Bernie will never be special for earning a Master Hunter title or qualifying for national field trials. A spaniel who lives with a grandma in the city does not have such opportunities. But he did inherit the right stuff and could have made his ancestors proud if he had been born in a different time or place. He has made it his job to flush the birds out of our rhododendrons the first thing each morning. Bernie gets really excited about birds in his yard. Last summer, he proudly trotted up to me with something in his mouth, then just stood there looking as though he wasn’t exactly sure what was supposed to happen next. When I knelt down and held out my hand, he dropped a fledgling dove in my palm.
No stranger to IGs taking out chipmunks and squirrels, I expected it to be mangled or dead but apparently the little bird was only stunned. It was able to cling to a branch in the shrubbery, then hop awkwardly from branch to branch, and a few minutes later it flew away. Yes, with proper training, I expect Bernie could have earned his keep as a retriever had that been his lot in life.

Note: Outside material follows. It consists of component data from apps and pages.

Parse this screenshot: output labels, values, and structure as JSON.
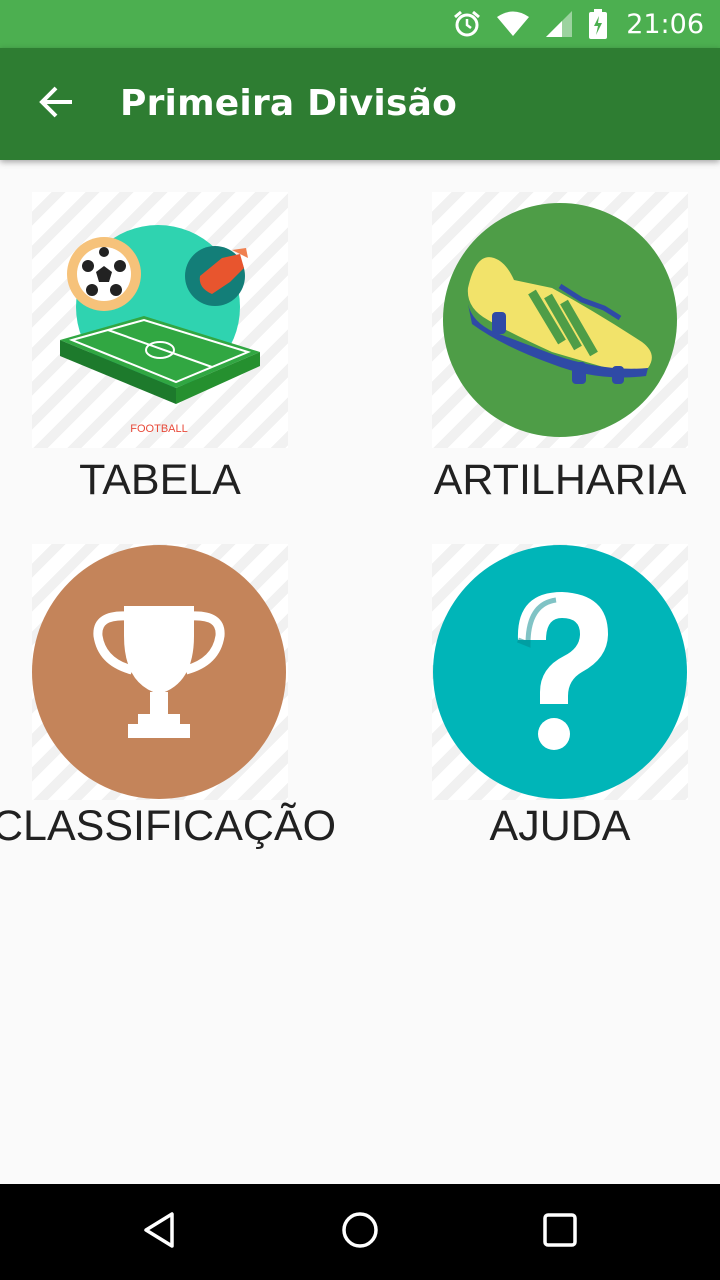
{
  "status_bar": {
    "time": "21:06",
    "icons": [
      "alarm-icon",
      "wifi-icon",
      "signal-icon",
      "battery-charging-icon"
    ],
    "color": "#4caf50"
  },
  "app_bar": {
    "title": "Primeira Divisão",
    "back_icon": "arrow-back-icon",
    "color": "#2e7d32"
  },
  "menu": {
    "items": [
      {
        "label": "TABELA",
        "icon": "football-field-icon"
      },
      {
        "label": "ARTILHARIA",
        "icon": "football-boot-icon",
        "color": "#4e9d47"
      },
      {
        "label": "CLASSIFICAÇÃO",
        "icon": "trophy-icon",
        "color": "#c4845a"
      },
      {
        "label": "AJUDA",
        "icon": "help-icon",
        "color": "#00b5b8"
      }
    ],
    "football_caption": "FOOTBALL"
  },
  "nav_bar": {
    "buttons": [
      "back-triangle-icon",
      "home-circle-icon",
      "recents-square-icon"
    ]
  }
}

Bernie is special to me for a different reason. Every time I look at him I am reminded how precarious all of our lives really are and how readily we take our blessings for granted. One man’s trash often is another man’s treasure. And while timing can be everything, fate or the angels do still intervene occasionally and set things right for us fumbling mortals. On that day last of July, Bernie and I were grateful beneficiaries of some of that cosmic good will. I thought I had lost the little black dog who had affected me so deeply. Only because two animal control officers stayed too long at lunch was that special spaniel still alive. Today, Bernie has a good home, I have a great dog, and everything else is gravy!